Currently, homeowners with assets of £23,250 have to fund their care themselves. This has caused distress for many elderly people and their families, who face having to sell their family home or empty their savings accounts to pay for their care.
Many financial planning measures have emerged which claim to help people to protect their estate from the cost of care home fees. However, you must be cautious about these measures. If the local authority sees your actions as a deliberate attempt to avoid care home fees, they can rule that you have deprived yourself of your assets and will still hold you liable for your care home fees.
Fortunately, there are some viable options for effectively safeguarding your estate without breaching your Local Authority Guidelines:
Tenants in Common
If you own your property with your partner, you will usually do so as joint tenants. This is a legal term which means that each partner equally owns the property. When you or your partner passes away, the deceased’s share in the property passes automatically to the surviving party.
A better alternative is to hold a property as tenants in common, whereby you and your partner owns a portion of the property. In this case, when one party dies, their share of the property passes under their will instead of automatically to their partner.
Now if your will leaves your share of the property to your children while specifically giving your partner the right to remain in the property, the local authority cannot take the full value of the property into consideration when evaluating your assets. This also protects your property being sold to fund care home fees.
You may choose to gift your assets to your children to protect their inheritance.
However, this decision should be made with caution. Transferring your property to your children outright can leave you financially insecure, even if your children don’t intend it. If your children have creditors, they can make a claim on your property. Or if one of your children gets divorced, your property could be transferred to their ex-spouse during the divorce settlement.
An alternative to gifting away your assets is to set up a trust in favour of your children. So, what is a trust?

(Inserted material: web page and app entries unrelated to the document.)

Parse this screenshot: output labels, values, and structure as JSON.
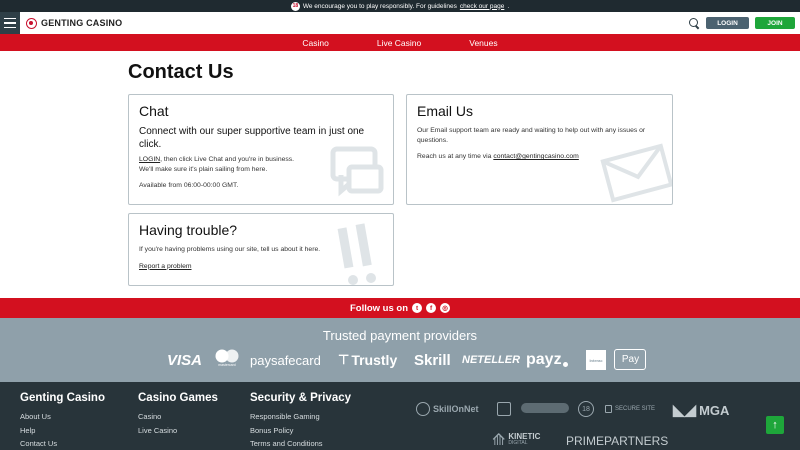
{
  "topbar": {
    "notice": "We encourage you to play responsibly. For guidelines",
    "link": "check our page",
    "period": ".",
    "badge": "18"
  },
  "header": {
    "brand": "GENTING CASINO",
    "login_label": "LOGIN",
    "join_label": "JOIN"
  },
  "nav": {
    "items": [
      "Casino",
      "Live Casino",
      "Venues"
    ]
  },
  "page_title": "Contact Us",
  "chat": {
    "title": "Chat",
    "lead": "Connect with our super supportive team in just one click.",
    "login_link": "LOGIN",
    "line1_rest": ", then click Live Chat and you're in business.",
    "line2": "We'll make sure it's plain sailing from here.",
    "availability": "Available from 06:00-00:00 GMT."
  },
  "email": {
    "title": "Email Us",
    "body": "Our Email support team are ready and waiting to help out with any issues or questions.",
    "reach_prefix": "Reach us at any time via",
    "address": "contact@gentingcasino.com"
  },
  "trouble": {
    "title": "Having trouble?",
    "body": "If you're having problems using our site, tell us about it here.",
    "link": "Report a problem"
  },
  "follow": {
    "label": "Follow us on"
  },
  "payments": {
    "title": "Trusted payment providers",
    "providers": [
      "VISA",
      "mastercard",
      "paysafecard",
      "Trustly",
      "Skrill",
      "NETELLER",
      "payz",
      "Interac",
      "Pay"
    ]
  },
  "footer": {
    "col1": {
      "title": "Genting Casino",
      "links": [
        "About Us",
        "Help",
        "Contact Us"
      ]
    },
    "col2": {
      "title": "Casino Games",
      "links": [
        "Casino",
        "Live Casino"
      ]
    },
    "col3": {
      "title": "Security & Privacy",
      "links": [
        "Responsible Gaming",
        "Bonus Policy",
        "Terms and Conditions"
      ]
    },
    "logos": {
      "skillonnet": "SkillOnNet",
      "secure": "SECURE SITE",
      "age": "18",
      "mga": "MGA",
      "kinetic": "KINETIC",
      "kinetic_sub": "DIGITAL",
      "prime": "PRIMEPARTNERS"
    }
  },
  "colors": {
    "brand_red": "#d3101f",
    "join_green": "#1ea63a",
    "login_slate": "#4b6270",
    "footer_bg": "#28343a",
    "payments_bg": "#8fa0aa"
  }
}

A trust is a legal relationship which is recorded in a trust deed. A trust has its own bank account, assets and tax reference. It will have to be registered with the HM Revenue & Customs and is required to pay income tax, inheritance tax and capital gains tax.
The trust is governed by trustees who look after the property on behalf of your named beneficiaries. Your beneficiaries can be your children or anyone else you specify. The trustees do not own the property outright. Unlike with gifts, your beneficiaries do not become owners of your property until your death and your property is safeguarded from the beneficiaries’ creditors or other third party claimants.
For more advice on how to protect your estate from care home fees, talk to our experienced team at Probate London. We advise our clients on all aspects of probate and we can help you too. Call us on 020 8017 1029 or drop us a line at firstname.lastname@example.org.